Whilst only very few dogs are specifically known as being dangerous, all dogs have the capacity to act aggressively, bite and cause injury.
What is a dangerous dog?
The following dogs are considered to be dangerous dogs under the Dangerous Dogs Act 1991:
It is illegal to possess such a dog without a certificate of exemption, which is granted once the dog is neutered, insured, and has a micro-chip implant. These dogs cannot be in a public place without being muzzled and being securely kept on a lead by a person who is not less than 16 years old.
Furthermore, under the 1991 Dangerous Dogs Act, an offence could be committed if any dog is dangerously out of control in a public place. Even if it is not in a public place, but in a place where the dog is permitted to be and it bites someone, or frightens someone, the owner could still be prosecuted.
Who is responsible for dealing with dangerous dogs?
Unlike in the case of stray dogs both the local authority and the police have a responsibility for responding to complaints involving dangerous dogs.
In practice complaints involving stray dogs tend to involve a joint approach unless it becomes clear that one agency is better placed than the other to deal with a particular complaint.
In instances where a dog is attacking sheep and other livestock the owner of the livestock can in law shoot the attacking dog.
What should I do if I am confronted by a strange dog?
There is no simple answer, nor set formula to solve the problem of unfriendly dogs. However, most dogs tend to conform to predictable rules of behaviour.
This information may help you to avoid trouble:
You should remember that dogs rarely attack so don't be too anxious about every dog you meet. Most are scared about getting into a fight but like to act tough in their own territory.
My dog has been attacked by another dog what can I do?
Unless a member of the public was at risk at the time of the attack, this would be considered a civil matter between you and the owner of the other dog concerned.
However, the Dog Control Team would be more than happy to advise you regarding appropriate action and may consider visiting the owner of the dog for an informal discussion.

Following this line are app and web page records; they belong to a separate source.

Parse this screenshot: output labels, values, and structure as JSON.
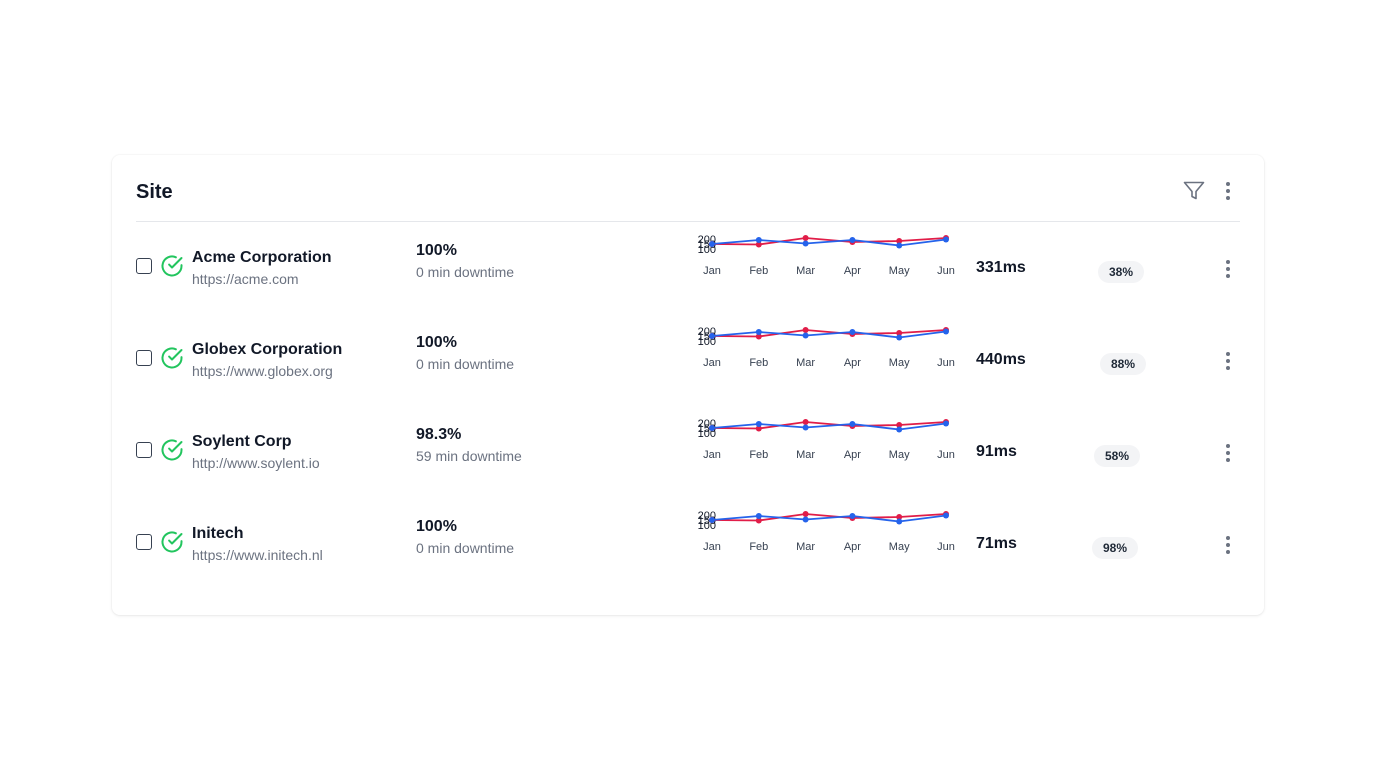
{
  "card": {
    "title": "Site",
    "actions": {
      "filter_icon": "filter-icon",
      "more_icon": "more-vertical-icon"
    }
  },
  "colors": {
    "series_a": "#e11d48",
    "series_b": "#2563eb",
    "status_ok": "#22c55e"
  },
  "rows": [
    {
      "name": "Acme Corporation",
      "url": "https://acme.com",
      "uptime": "100%",
      "downtime": "0 min downtime",
      "response_time": "331ms",
      "badge": "38%",
      "status_icon": "check-circle-icon"
    },
    {
      "name": "Globex Corporation",
      "url": "https://www.globex.org",
      "uptime": "100%",
      "downtime": "0 min downtime",
      "response_time": "440ms",
      "badge": "88%",
      "status_icon": "check-circle-icon"
    },
    {
      "name": "Soylent Corp",
      "url": "http://www.soylent.io",
      "uptime": "98.3%",
      "downtime": "59 min downtime",
      "response_time": "91ms",
      "badge": "58%",
      "status_icon": "check-circle-icon"
    },
    {
      "name": "Initech",
      "url": "https://www.initech.nl",
      "uptime": "100%",
      "downtime": "0 min downtime",
      "response_time": "71ms",
      "badge": "98%",
      "status_icon": "check-circle-icon"
    }
  ],
  "chart_data": {
    "type": "line",
    "categories": [
      "Jan",
      "Feb",
      "Mar",
      "Apr",
      "May",
      "Jun"
    ],
    "y_ticks": [
      "200",
      "150",
      "100"
    ],
    "ylim": [
      80,
      220
    ],
    "series": [
      {
        "values": [
          150,
          145,
          210,
          170,
          180,
          210
        ]
      },
      {
        "values": [
          150,
          190,
          155,
          190,
          135,
          195
        ]
      }
    ],
    "grid": false,
    "legend": "none"
  }
}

I've been bitten by a dog - what should I do?
It is important to, in the first instance, obtain immediate medical help if the bite is serious, especially if your anti tetanus inoculation is out of date (a booster is normally required every ten years).

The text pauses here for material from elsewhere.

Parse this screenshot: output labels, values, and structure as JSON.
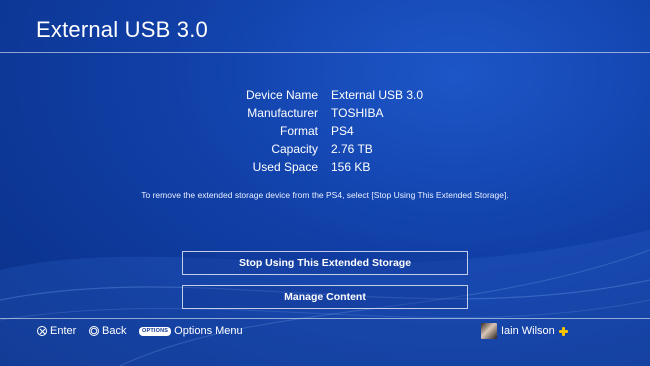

You should then immediately contact the Dog Control Team in the Council on 01437 764551 and also Dyfed-Powys Police on 101.